Each line in the records below that has the word "screenshot" should be copied.
☆ ☆ ☆ ☆ ☆
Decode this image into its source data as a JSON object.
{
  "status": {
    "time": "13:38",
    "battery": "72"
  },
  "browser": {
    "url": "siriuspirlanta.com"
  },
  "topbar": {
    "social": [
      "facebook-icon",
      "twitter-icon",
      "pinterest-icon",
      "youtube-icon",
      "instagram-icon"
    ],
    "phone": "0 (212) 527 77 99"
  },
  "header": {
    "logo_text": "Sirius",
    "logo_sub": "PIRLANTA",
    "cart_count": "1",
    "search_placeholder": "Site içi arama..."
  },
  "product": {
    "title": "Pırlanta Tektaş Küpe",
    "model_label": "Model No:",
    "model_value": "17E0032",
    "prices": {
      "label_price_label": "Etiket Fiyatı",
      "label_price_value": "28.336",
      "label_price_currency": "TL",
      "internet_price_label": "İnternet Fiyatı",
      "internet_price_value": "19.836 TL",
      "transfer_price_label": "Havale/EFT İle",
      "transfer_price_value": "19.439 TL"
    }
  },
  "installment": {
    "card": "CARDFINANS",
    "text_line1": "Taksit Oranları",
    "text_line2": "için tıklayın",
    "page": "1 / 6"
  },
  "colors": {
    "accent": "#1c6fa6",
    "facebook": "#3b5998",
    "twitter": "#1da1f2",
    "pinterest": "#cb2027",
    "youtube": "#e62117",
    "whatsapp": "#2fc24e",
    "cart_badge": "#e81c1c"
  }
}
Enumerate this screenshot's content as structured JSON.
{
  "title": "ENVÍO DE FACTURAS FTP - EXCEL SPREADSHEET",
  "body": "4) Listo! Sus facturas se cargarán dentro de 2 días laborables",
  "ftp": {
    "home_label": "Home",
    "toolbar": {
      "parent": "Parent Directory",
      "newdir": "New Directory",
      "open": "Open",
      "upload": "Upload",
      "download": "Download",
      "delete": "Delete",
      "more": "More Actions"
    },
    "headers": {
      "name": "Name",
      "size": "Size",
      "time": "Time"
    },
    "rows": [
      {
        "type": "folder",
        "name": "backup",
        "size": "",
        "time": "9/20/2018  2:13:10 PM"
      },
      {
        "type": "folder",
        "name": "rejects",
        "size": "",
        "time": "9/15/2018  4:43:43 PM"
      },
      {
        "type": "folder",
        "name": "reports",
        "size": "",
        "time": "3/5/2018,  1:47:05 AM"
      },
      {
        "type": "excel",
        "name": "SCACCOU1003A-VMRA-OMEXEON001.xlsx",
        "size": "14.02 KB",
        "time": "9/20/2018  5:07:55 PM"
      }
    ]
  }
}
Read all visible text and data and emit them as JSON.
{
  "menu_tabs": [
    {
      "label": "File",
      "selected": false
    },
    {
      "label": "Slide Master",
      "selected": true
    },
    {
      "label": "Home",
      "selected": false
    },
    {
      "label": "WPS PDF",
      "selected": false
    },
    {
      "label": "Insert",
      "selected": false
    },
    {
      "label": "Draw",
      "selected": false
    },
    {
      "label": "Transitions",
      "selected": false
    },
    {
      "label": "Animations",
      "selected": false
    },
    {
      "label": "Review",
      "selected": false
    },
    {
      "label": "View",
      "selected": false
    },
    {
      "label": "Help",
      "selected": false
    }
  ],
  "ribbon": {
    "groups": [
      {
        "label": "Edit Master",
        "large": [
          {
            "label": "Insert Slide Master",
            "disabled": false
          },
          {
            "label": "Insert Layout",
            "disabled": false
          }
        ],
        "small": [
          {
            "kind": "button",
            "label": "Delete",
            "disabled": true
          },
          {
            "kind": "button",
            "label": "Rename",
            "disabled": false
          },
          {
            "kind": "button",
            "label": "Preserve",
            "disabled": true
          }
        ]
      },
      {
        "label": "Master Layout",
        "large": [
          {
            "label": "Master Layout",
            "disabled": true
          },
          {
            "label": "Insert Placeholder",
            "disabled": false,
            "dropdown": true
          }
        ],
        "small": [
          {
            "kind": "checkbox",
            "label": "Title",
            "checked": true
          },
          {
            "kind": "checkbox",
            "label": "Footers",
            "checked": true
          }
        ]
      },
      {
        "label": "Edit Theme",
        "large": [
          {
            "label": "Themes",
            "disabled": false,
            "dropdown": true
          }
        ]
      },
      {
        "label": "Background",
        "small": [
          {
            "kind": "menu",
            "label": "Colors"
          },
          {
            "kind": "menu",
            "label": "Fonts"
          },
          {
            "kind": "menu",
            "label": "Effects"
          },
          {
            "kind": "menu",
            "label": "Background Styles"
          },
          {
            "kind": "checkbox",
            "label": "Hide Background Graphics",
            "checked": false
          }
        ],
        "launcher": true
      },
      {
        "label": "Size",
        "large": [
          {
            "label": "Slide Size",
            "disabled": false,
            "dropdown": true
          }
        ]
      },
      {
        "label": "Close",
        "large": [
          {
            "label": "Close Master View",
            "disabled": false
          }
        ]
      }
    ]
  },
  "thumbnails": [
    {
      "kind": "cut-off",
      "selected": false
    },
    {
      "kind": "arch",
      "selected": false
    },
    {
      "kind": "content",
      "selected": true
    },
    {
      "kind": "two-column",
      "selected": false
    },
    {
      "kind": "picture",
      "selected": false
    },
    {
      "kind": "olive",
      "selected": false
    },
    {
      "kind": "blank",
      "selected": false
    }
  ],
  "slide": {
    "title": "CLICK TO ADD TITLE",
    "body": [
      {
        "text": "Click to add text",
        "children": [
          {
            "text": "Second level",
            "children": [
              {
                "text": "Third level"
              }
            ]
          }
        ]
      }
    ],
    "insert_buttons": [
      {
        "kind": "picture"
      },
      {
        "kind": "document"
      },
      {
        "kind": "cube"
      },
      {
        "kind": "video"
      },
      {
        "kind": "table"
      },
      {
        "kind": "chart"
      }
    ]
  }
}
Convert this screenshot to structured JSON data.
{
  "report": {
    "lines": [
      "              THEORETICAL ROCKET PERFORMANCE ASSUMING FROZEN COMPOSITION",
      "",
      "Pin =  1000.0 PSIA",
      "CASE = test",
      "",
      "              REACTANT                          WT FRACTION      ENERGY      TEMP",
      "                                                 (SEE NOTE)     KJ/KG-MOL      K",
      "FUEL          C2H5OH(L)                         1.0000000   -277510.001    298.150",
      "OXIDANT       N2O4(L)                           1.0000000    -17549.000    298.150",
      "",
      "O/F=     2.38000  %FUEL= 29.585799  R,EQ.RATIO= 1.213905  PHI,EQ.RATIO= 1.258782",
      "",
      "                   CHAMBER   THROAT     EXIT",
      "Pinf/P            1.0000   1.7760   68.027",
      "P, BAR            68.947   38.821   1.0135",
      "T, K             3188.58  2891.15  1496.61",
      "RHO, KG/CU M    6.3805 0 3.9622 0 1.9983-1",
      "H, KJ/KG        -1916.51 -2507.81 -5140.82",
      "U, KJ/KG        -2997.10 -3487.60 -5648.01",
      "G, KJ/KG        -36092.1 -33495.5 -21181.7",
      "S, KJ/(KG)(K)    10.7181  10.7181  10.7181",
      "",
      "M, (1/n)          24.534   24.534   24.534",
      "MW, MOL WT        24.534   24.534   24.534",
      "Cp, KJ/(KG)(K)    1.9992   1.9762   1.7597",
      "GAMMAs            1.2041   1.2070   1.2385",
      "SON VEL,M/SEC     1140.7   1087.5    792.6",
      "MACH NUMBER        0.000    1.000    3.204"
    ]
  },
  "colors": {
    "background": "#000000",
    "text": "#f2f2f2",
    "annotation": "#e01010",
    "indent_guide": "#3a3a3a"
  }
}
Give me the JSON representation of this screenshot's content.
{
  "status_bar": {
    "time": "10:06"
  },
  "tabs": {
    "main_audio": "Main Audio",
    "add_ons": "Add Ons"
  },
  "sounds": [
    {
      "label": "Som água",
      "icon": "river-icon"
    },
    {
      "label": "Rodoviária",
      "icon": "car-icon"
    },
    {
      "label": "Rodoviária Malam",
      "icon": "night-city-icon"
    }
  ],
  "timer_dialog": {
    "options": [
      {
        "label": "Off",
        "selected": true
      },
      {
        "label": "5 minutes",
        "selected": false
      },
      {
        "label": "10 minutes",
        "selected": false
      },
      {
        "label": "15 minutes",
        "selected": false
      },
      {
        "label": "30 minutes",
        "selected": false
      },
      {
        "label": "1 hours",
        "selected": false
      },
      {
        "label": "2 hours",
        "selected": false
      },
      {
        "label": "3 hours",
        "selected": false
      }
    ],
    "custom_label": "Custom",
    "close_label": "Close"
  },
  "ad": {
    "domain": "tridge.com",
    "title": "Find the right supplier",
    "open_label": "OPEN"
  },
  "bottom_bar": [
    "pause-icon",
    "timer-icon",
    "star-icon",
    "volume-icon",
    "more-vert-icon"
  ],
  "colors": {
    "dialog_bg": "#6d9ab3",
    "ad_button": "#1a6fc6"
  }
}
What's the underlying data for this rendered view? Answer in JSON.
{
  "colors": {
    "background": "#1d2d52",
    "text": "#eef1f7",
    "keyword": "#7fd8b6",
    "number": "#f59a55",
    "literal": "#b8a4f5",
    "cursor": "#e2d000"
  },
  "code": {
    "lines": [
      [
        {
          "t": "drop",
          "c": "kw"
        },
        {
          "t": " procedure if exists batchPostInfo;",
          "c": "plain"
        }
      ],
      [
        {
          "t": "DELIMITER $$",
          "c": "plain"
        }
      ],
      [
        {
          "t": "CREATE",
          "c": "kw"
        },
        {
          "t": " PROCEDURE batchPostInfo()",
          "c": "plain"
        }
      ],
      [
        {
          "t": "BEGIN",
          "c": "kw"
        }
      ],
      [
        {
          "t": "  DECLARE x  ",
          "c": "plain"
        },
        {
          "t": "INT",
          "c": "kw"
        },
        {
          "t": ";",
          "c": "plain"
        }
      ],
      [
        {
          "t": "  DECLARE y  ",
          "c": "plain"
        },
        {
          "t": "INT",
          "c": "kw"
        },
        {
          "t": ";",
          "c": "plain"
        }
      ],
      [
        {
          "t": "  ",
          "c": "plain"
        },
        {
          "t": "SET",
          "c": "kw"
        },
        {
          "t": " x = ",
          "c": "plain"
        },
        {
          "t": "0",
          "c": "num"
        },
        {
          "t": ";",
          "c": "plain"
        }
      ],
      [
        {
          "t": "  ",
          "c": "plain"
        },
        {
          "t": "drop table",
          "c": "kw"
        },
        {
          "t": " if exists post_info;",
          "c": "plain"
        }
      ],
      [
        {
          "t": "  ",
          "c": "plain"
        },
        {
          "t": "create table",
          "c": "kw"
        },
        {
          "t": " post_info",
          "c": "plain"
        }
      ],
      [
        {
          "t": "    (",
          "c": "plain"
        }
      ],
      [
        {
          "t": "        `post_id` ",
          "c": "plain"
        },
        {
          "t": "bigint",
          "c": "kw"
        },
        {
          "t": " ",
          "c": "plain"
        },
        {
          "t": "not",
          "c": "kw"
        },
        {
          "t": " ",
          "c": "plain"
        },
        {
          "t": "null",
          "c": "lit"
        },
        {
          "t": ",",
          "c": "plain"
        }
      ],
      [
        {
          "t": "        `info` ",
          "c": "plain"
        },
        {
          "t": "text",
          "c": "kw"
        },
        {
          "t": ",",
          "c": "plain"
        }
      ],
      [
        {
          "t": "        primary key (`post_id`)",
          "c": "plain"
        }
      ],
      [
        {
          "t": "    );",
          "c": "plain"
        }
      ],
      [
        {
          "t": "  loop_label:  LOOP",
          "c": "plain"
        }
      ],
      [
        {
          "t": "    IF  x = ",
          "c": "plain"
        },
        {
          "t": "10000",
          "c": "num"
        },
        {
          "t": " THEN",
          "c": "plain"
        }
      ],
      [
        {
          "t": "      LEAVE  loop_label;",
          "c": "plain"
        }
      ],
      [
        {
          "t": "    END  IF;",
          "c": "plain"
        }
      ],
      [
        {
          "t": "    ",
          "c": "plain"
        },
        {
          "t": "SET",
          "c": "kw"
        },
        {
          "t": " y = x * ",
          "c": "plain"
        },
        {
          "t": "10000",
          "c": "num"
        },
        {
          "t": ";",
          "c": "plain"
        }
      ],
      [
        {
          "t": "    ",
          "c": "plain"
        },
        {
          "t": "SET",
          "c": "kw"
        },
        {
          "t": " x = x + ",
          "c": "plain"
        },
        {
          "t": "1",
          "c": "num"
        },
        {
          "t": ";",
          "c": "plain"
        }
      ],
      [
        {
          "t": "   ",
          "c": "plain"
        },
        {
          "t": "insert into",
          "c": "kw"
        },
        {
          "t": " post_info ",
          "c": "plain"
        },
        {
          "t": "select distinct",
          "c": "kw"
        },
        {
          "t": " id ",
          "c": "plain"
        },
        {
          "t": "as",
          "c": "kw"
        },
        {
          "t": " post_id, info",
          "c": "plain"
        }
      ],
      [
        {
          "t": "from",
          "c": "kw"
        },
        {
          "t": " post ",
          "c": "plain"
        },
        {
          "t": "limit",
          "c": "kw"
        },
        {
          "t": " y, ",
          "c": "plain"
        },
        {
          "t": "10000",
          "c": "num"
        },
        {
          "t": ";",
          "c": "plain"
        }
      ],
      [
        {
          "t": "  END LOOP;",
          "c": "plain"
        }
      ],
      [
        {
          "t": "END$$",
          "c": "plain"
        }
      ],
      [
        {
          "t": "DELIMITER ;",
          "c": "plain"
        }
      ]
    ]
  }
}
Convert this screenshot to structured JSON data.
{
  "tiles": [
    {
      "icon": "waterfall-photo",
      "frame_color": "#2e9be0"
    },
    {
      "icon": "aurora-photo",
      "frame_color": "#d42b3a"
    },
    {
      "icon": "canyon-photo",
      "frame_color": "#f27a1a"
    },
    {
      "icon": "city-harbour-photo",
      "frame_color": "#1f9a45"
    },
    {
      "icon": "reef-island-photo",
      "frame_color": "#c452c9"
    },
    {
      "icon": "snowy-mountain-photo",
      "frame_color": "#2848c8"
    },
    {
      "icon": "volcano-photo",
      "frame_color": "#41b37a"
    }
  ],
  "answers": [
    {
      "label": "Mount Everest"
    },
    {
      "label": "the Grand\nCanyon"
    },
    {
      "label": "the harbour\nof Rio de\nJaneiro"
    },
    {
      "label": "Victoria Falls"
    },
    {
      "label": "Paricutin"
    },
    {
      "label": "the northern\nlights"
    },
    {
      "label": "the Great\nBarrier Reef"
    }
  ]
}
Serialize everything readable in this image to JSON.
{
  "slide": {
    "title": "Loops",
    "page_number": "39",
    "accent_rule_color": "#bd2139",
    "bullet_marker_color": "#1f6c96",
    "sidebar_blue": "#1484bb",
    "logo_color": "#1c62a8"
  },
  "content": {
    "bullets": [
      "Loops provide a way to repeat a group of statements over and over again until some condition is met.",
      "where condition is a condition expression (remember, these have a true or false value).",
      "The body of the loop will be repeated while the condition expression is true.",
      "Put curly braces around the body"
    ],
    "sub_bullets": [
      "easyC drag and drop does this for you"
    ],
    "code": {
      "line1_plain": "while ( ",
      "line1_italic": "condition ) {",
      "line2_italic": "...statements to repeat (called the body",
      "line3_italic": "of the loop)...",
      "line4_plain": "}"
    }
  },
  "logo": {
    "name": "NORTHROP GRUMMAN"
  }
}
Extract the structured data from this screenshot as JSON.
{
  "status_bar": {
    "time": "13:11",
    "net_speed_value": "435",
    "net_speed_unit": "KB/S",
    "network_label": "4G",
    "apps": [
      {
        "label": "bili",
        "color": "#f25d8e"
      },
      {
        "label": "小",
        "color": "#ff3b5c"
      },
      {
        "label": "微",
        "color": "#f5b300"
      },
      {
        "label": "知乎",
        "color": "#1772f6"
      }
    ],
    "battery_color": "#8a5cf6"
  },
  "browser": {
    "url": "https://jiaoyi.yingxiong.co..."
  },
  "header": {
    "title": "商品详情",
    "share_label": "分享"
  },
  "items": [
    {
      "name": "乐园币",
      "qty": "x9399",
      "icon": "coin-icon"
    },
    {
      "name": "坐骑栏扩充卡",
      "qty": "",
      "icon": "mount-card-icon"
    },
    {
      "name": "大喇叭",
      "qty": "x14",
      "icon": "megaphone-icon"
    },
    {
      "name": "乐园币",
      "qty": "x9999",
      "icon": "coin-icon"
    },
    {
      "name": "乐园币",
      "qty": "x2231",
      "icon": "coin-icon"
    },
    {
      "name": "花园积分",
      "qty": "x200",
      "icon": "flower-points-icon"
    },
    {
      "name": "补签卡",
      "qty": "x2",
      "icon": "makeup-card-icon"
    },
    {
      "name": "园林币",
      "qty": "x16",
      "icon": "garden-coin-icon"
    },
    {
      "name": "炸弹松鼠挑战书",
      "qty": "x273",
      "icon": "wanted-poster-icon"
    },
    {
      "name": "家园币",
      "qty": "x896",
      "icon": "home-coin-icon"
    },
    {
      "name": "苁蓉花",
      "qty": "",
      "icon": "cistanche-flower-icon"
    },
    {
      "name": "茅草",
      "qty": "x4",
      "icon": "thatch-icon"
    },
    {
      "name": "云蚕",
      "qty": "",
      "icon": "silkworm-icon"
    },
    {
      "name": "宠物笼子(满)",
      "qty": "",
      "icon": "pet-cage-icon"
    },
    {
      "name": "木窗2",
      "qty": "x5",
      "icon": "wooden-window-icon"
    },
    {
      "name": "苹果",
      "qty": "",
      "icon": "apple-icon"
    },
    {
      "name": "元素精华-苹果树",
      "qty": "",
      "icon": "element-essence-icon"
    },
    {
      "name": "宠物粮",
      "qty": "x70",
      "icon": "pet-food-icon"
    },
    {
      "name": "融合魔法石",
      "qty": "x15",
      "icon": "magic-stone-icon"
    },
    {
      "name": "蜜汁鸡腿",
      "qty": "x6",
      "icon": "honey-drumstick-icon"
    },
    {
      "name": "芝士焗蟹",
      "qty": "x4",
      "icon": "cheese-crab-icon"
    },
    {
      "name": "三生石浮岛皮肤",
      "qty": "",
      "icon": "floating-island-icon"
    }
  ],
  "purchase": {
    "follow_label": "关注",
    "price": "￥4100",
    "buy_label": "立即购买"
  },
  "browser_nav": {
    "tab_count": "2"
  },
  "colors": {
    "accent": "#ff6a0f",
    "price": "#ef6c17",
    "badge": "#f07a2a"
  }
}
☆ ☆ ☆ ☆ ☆
- _Exercise solution_:
Enumerate this screenshot's content as structured JSON.
Convert this screenshot to structured JSON data.
Give me the JSON representation of this screenshot's content.
Convert this screenshot to structured JSON data.
Extract the structured data from this screenshot as JSON.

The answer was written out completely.